a closed field, a theatrical stage. empiricism forms its own
misgivings, writes a gap into the measure. any paranoia will do.
if I begin by counting backwards, no doubt others will come. (13)

But remember, this is a layered construct, and the opening poem “A closed field” reminds us of this when a woman suddenly enters, stage left:

the space between “she” and “I” expands and contracts, a
trick of the eye. she does not suffer paranoia. such complex
affiliations defy heat, draw a boundary around it. a garden
refreshes me. (13)

There will be movements in this collection. Poems will contract and retract between subject matter: politics, the gaze, the female form, the Eastern landscape, a Raqib Shaw painting. When the experimental dance begins, the poetry will bring you into its rhythms.

The “space between ‘she’ and ‘I’ expands and contracts.”

And who is this “she?” Perhaps these are the women of the East – the poets, the visual artists, the voices of rebellion: Suheir Hammad, Forugh Farrokhzad, Shahzia Sikander. Do you know these women? She wraps herself in couture, “wraps it in contradiction” (62). Her beauty is defined by “a shroud, an inferno, a ring of scars about her neck. Beauty consists in this, in the ability to doubt. A mantle of white. A mantle of stars” (63). And, in the end, with “the artist hiding in the wings,” she is “An agency of isolation. / Out of dark wings (last day); lustrous, a single oily tone responds by vanishing. / She performs such flight in silence” (83).

In Reed’s collection, we do not remain long with a single image, a single way of seeing. As the reader progresses further through the text, repetition of the words such as “veil” and “mask” initially evoke allusions to Sylvia Plath; but I am no longer amid the Western tulips. I have been transported to another world:

The mask recomposes her, palimpsest of hunger dissembling
Too beautiful to resist, her tumbling hair frames the mask.
Rewrites splendor. Uncovered she dishonors herself, vanishes,
Let her be covered. Veil, mask, body bag. (38)

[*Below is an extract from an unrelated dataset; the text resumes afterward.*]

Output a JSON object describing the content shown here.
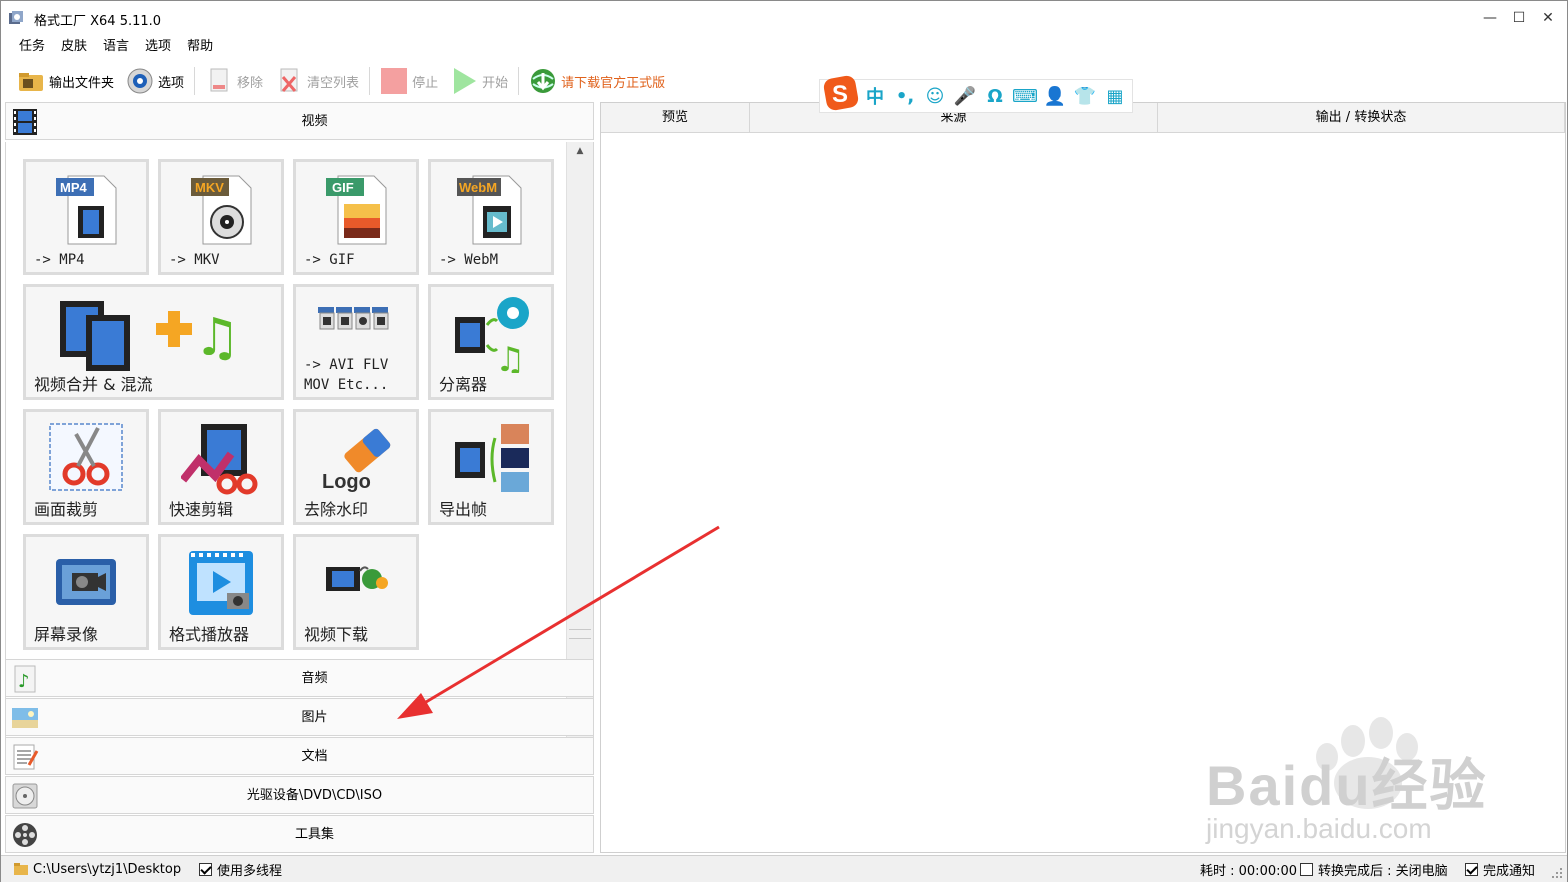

Then, her poems soon shift over to syntactical play, to Jerome Rothenberg’s “blue.” But his blue never held a gun in its hand:

…Prayers form an elegant
calligraphy over her hands, crumble into a basket of fallen light.
Dust and smoke scatter even these. Through any blue window,
or a crack in the mortar. Would a gun suffice? Even my sex is
dust, handful of blue lost to the light. (18)

Ever-shifting. Ever-moving. Ever-fluid. After all, “Text moves without boundary…Without boundary. Text represents its own illusions” (19).

And if you don’t want to get lost in the politics, feminist theory, Eastern writers, fashion designers, or allusions, get lost in the beauty of the language:

Dream hijab (2)

cordite
light through petalled windows

*

white silk suddenly unfolds
your feet are restless

*

her
shoulders

*

your hand warms a single peach
her back _________ thighs

*

sigh of pleated skirt
conversation in blue silk

*

a child rests on her lap

“Do you like what you see” (87)?

 


 

langlinais_pic_20120904Chantel Langlinais is Instructor of English at Texas Christian University, where she teaches drama, poetry, film, and composition. She received her Ph.D. in English with an emphasis in creative writing at the University of Louisiana at Lafayette. Her chapbook, Turning 25, was published in 2011 by Nous-zot Press. Her poetry has appeared in Ekleksographia, damselfly press, The Southwestern Review, The Louisiana Review, and the Louisiana English Journal. She has also acted in five productions with an experimental theater group during her time in graduate school. Her dissertation is a one-act play entitled The Exhibit..